[Supplied entries]
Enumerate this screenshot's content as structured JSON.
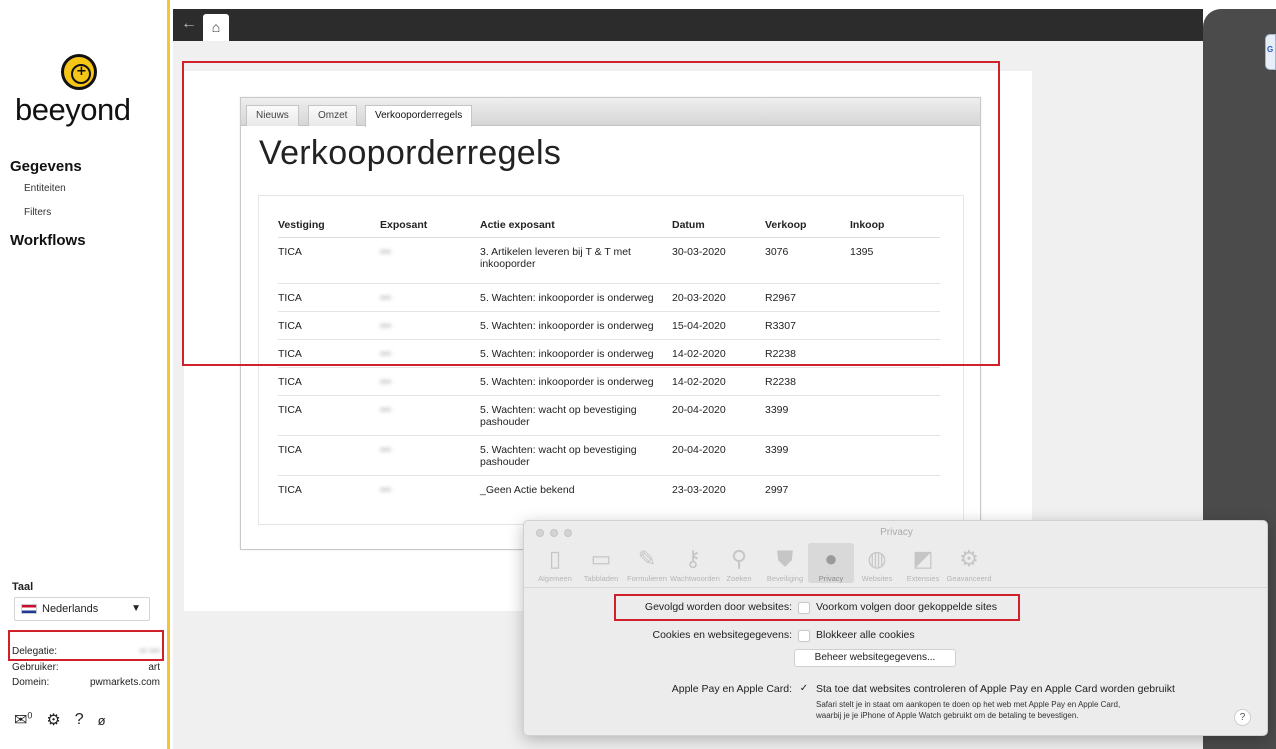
{
  "sidebar": {
    "logo": "beeyond",
    "nav": [
      {
        "label": "Gegevens",
        "items": [
          "Entiteiten",
          "Filters"
        ]
      },
      {
        "label": "Workflows"
      }
    ],
    "taal_label": "Taal",
    "language": "Nederlands",
    "delegatie_label": "Delegatie:",
    "delegatie_value": "•• •••",
    "gebruiker_label": "Gebruiker:",
    "gebruiker_value": "art",
    "domein_label": "Domein:",
    "domein_value": "pwmarkets.com",
    "mail_count": "0"
  },
  "topbar": {
    "back_icon": "←",
    "home_icon": "home-icon"
  },
  "tabs": [
    "Nieuws",
    "Omzet",
    "Verkooporderregels"
  ],
  "active_tab": "Verkooporderregels",
  "page_title": "Verkooporderregels",
  "table": {
    "headers": [
      "Vestiging",
      "Exposant",
      "Actie exposant",
      "Datum",
      "Verkoop",
      "Inkoop"
    ],
    "rows": [
      {
        "vestiging": "TICA",
        "exposant": "•••",
        "actie": "3. Artikelen leveren bij T & T met inkooporder",
        "datum": "30-03-2020",
        "verkoop": "3076",
        "inkoop": "1395"
      },
      {
        "vestiging": "TICA",
        "exposant": "•••",
        "actie": "5. Wachten: inkooporder is onderweg",
        "datum": "20-03-2020",
        "verkoop": "R2967",
        "inkoop": ""
      },
      {
        "vestiging": "TICA",
        "exposant": "•••",
        "actie": "5. Wachten: inkooporder is onderweg",
        "datum": "15-04-2020",
        "verkoop": "R3307",
        "inkoop": ""
      },
      {
        "vestiging": "TICA",
        "exposant": "•••",
        "actie": "5. Wachten: inkooporder is onderweg",
        "datum": "14-02-2020",
        "verkoop": "R2238",
        "inkoop": ""
      },
      {
        "vestiging": "TICA",
        "exposant": "•••",
        "actie": "5. Wachten: inkooporder is onderweg",
        "datum": "14-02-2020",
        "verkoop": "R2238",
        "inkoop": ""
      },
      {
        "vestiging": "TICA",
        "exposant": "•••",
        "actie": "5. Wachten: wacht op bevestiging pashouder",
        "datum": "20-04-2020",
        "verkoop": "3399",
        "inkoop": ""
      },
      {
        "vestiging": "TICA",
        "exposant": "•••",
        "actie": "5. Wachten: wacht op bevestiging pashouder",
        "datum": "20-04-2020",
        "verkoop": "3399",
        "inkoop": ""
      },
      {
        "vestiging": "TICA",
        "exposant": "•••",
        "actie": "_Geen Actie bekend",
        "datum": "23-03-2020",
        "verkoop": "2997",
        "inkoop": ""
      }
    ]
  },
  "prefs": {
    "title": "Privacy",
    "toolbar": [
      "Algemeen",
      "Tabbladen",
      "Formulieren",
      "Wachtwoorden",
      "Zoeken",
      "Beveiliging",
      "Privacy",
      "Websites",
      "Extensies",
      "Geavanceerd"
    ],
    "selected": "Privacy",
    "tracking_label": "Gevolgd worden door websites:",
    "tracking_option": "Voorkom volgen door gekoppelde sites",
    "cookies_label": "Cookies en websitegegevens:",
    "cookies_option": "Blokkeer alle cookies",
    "manage_button": "Beheer websitegegevens...",
    "applepay_label": "Apple Pay en Apple Card:",
    "applepay_option": "Sta toe dat websites controleren of Apple Pay en Apple Card worden gebruikt",
    "applepay_note_1": "Safari stelt je in staat om aankopen te doen op het web met Apple Pay en Apple Card,",
    "applepay_note_2": "waarbij je je iPhone of Apple Watch gebruikt om de betaling te bevestigen.",
    "help": "?"
  }
}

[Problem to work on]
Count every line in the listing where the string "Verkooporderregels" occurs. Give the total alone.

[Written solution]
3